Operation of CP-1 was terminated in February 1943. The pile was then dismantled and moved to Red Gate Woods. There it was reconstructed using the original materials, plus an enlarged radiation shield, and renamed Chicago Pile-2 (CP-2). CP-2 began operation in March 1943 and was later buried at the same site, now known as the Site A/Plot M Disposal Site. CP-2 and other activities at the Red Gate Woods site led to it becoming the first site of Argonne National Laboratory.
Significance and commemoration
The site of CP-1 was designated as a National Historic Landmark on 18 February 1965. When the National Register of Historic Places was created in 1966, it was immediately added to that as well. The site was named a Chicago Landmark on 27 October 1971.It is one of the four Registered Chicago Historic Places on the initial National Register.
The site of the old Stagg Field is now occupied by the University's Regenstein Library. A Henry Moore sculpture, Nuclear Energy, stands in a small quadrangle just outside the Library, to commemorate the nuclear experiment.
- "National Register Information System". National Register of Historic Places. National Park Service. 2010-07-09.
- "Site of the First Self-Sustaining Nuclear Reaction". National Historic Landmark summary listing. National Park Service.
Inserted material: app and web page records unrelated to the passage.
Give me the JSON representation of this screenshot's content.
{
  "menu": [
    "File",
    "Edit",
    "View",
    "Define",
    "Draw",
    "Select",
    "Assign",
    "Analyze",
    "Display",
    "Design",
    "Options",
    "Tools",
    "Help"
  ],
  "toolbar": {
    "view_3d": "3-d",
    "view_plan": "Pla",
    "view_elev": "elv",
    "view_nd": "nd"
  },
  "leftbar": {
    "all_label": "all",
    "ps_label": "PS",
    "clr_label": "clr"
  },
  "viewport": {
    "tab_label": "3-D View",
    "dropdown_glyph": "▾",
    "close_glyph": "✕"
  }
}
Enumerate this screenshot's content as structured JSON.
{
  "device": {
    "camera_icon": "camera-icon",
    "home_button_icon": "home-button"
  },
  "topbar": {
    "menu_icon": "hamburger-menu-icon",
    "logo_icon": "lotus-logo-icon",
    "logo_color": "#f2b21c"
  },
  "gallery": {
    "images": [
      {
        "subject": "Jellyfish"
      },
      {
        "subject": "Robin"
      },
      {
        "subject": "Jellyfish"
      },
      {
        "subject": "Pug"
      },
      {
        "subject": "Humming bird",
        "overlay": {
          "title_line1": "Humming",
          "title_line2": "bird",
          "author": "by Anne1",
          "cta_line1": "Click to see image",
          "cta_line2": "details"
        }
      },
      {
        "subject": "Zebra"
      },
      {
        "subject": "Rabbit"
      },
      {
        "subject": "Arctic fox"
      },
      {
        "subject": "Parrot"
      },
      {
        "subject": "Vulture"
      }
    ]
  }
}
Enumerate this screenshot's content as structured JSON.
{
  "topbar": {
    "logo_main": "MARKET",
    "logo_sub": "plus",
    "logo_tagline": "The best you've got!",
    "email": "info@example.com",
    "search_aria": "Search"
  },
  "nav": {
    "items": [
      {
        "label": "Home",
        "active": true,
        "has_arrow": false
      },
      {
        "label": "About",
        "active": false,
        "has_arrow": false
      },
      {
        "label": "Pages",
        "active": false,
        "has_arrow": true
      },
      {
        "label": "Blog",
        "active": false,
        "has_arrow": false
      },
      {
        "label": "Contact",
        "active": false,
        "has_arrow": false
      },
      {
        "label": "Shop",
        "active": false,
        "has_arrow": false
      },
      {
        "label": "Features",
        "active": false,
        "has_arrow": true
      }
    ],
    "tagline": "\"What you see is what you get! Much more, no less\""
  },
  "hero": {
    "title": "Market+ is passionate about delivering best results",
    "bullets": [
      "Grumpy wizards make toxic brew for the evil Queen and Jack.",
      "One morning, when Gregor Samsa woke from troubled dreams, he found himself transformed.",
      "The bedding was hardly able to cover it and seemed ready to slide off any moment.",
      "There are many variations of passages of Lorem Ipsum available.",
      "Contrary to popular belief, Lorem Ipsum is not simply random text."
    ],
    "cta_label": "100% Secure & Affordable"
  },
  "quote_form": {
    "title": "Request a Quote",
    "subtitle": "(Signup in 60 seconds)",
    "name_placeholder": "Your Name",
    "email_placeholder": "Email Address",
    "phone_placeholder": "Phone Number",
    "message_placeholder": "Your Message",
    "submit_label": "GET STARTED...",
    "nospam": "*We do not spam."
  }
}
Retrieved 2008-06-11.
- "Site of the First Self-Sustaining Controlled Nuclear Chain Reaction". City of Chicago Department of Planning and Development, Landmarks Division. 2003. Retrieved March 31, 2007.
- Chicago Pile 1, Argonne National Laboratory
- Atoms Forge a Scientific Revolution, Argonne National Laboratory
- Fermi E (1946). "The Development of the first chain reaction pile". Proceedings of the American Philosophical Society 90: 20–24. .
- Zug, James (2003). Squash, A History of the Game. Scribner. pp. 135–136. ISBN 978-0-7432-2990-6. The space is commonly misidentified as having been a squash court.
- "FRONTIERS Research Highlights 1946-199". Officeof PublicAffairs, ArgonneNational Laboratory. p. 11. Retrieved 23 March 2013.
- Walsh, John (19). "A Manhattan Project Postscript". Science (AAAS) 212: 1369–1371. ISSN 0036-8075. Retrieved 23 March 2013.
- "http://www.ne.anl.gov/About/legacy/italnav.shtml". Argonne National Laboratory. November 18, 1942.
- "CP-1 GOES CRITICAL Met Lab (December 2, 1942) Events: The Plutonium Path to the Bomb, 1942-1944". The Manhattan Project An Interactive History. US Dept of Energy. Retrieved 2012-04-12.
|Look up chicago pile-1 in Wiktionary, the free dictionary.|
- CP-1 Goes Critical Describes in detail the construction and activation of CP-1. US Department of Energy, Office of History and Heritage Resources.
- Photos of CP-1 The University of Chicago Library Archive. Includes photos and sketches of CP-1.
- Video Showing the Met Lab, Fermi, and an active experiment using CP-1
- The First Pile 11 page story about CP-1